The colored images and the brief narratives that accompany them are inspirational, evoking both a sense of beauty and an immersion in the most elemental aspects of nature.  The words and visual images reveal that life can imitate art; that we can become the things that we see and imagine; that creation is established through our ongoing relationship with our body, with ourself.

“When I color, my body feels alive.”



“When I color, my body feels beautiful.”


“When I color, my body transforms.”


Be the artist of a new narrative – a new series of images.  Let your canvas be the entirety of your embodied vulnerability, the tenderness of your heart, and the brilliance of your creativity. You can re-write your story, re-color your image, re-wire your nervous system, and find new meaning. No, this is not easy, and will take everything you have… and more.

But new life is already inside you.

While it may seem hopeless at times, you have capacities that you did not have as a child when the original stories, the original images were passed onto you: images of what it means to be a woman, how to metabolize unmet longing, what loss symbolizes, images of your place in the world.

Immerse yourself now in creativity. Choose a color and begin a new image, a new story. Feel a new pathway emerging. And allow it to come into consciousness  – through your art, lighting up your body, your nervous system, and fertilizing your heart with love.

You have not lost your chance.


The Mindful Fertility Project & The ART of Infertility are publishing a virtual exhibit this fall.

Go to and immediately download 4 FREE images from our new adult coloring book, Coloring Conception: Stress Reduction for Fertility Success.

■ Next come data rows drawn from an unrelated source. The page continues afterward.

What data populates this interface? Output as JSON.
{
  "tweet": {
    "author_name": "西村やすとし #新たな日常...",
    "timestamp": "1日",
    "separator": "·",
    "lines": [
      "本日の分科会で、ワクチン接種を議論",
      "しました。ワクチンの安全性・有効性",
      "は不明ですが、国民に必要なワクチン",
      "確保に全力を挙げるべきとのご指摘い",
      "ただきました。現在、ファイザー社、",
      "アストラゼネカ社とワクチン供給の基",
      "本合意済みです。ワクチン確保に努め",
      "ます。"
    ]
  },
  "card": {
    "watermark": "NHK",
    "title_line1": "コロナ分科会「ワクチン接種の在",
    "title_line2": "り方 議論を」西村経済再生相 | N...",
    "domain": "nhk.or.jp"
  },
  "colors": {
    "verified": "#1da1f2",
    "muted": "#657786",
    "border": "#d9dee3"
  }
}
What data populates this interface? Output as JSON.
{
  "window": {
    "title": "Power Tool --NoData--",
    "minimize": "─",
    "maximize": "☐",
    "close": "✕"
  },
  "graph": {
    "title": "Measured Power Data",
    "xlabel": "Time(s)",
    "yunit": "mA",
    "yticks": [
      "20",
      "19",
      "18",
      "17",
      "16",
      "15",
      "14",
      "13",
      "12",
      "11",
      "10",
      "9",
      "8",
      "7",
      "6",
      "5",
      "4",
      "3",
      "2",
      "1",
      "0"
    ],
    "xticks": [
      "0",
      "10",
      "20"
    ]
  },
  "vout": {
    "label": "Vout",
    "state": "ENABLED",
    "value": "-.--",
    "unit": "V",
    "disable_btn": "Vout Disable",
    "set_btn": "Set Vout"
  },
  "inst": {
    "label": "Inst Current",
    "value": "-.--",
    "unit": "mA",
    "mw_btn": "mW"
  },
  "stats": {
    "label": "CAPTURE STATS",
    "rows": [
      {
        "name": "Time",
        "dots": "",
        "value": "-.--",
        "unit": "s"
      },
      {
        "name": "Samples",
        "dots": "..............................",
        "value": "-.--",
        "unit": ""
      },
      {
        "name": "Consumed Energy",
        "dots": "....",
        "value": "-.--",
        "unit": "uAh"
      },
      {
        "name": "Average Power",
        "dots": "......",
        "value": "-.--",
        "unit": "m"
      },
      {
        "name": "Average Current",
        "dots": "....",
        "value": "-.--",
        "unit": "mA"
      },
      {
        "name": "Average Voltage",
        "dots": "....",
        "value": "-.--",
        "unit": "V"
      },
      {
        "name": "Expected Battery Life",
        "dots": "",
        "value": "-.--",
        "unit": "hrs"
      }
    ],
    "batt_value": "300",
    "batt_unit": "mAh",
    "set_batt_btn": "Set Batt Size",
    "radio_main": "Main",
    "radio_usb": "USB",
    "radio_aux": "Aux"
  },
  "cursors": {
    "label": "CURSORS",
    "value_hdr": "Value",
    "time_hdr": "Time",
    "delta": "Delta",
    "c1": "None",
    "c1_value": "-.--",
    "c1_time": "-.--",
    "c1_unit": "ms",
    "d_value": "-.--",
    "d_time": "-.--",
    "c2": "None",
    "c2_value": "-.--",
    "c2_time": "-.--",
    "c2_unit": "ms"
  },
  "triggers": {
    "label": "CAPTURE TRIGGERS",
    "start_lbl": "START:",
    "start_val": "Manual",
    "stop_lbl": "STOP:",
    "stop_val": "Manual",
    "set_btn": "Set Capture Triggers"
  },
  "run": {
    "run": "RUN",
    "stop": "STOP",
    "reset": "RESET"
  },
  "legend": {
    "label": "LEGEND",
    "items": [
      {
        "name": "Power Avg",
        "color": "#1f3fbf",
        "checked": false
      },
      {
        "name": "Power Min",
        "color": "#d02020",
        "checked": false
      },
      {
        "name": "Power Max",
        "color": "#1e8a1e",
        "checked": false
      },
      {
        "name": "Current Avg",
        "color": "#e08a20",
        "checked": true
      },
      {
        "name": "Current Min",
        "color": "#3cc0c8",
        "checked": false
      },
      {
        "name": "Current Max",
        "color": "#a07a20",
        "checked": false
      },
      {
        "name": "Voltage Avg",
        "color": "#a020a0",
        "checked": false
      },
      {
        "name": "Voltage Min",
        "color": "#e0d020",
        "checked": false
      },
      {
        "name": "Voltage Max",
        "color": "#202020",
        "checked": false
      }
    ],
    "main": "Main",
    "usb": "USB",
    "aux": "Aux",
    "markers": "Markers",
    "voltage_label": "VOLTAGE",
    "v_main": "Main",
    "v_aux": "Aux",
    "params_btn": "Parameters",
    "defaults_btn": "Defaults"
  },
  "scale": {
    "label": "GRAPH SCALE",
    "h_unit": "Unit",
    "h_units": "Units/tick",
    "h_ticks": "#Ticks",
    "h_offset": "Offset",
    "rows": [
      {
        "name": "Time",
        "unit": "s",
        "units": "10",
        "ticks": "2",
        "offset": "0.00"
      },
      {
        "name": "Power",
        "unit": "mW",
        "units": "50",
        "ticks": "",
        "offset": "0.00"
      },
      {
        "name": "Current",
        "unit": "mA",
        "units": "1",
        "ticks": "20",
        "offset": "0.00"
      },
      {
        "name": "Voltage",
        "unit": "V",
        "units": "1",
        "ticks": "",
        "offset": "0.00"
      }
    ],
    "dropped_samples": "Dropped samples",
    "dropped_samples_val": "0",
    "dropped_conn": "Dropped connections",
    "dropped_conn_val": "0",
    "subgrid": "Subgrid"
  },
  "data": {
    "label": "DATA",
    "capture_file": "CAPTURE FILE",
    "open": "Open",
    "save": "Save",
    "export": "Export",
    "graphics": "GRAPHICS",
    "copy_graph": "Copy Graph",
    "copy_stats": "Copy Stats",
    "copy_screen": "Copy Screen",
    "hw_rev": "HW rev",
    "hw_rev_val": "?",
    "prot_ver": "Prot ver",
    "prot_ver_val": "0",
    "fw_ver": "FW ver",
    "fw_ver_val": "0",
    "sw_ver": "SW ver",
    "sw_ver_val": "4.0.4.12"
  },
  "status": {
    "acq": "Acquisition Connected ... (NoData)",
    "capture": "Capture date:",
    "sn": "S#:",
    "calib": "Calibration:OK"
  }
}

Submit 1 colored image on or before December 15th to be featured in our virtual art exhibit AND for a chance to win 1 of 3 Mindful Fertility Journals valued at ($397) each.

The Mindful Fertility Journal is a virtual, mind-body fertility program that teaches you exactly how to optimize your fertile health naturally. It includes 28 unique mindfulness meditations, 14 easy-to-use self-acupressure videos, 12 easy-to-use yoga videos along with nutritional guidelines and meal plans. PLUS 6 incredible bonuses.

We will publish the virtual exhibit at the beginning of 2017; a compilation of all the colored images submitted.

Once the exhibit is published, we announce the winners of our Mindful Fertility Journal GIVEAWAY.

AGAIN, go to to immediately download 4 FREE images from Coloring Conception: Stress Reduction for Fertility Success, to learn more about our virtual art exhibit AND to be eligible to win 1 of 3 FREE virtual mind-body programs to optimize your fertile health naturally.

I hope you’ll join us.

All my very best, always,

Buffy Trupp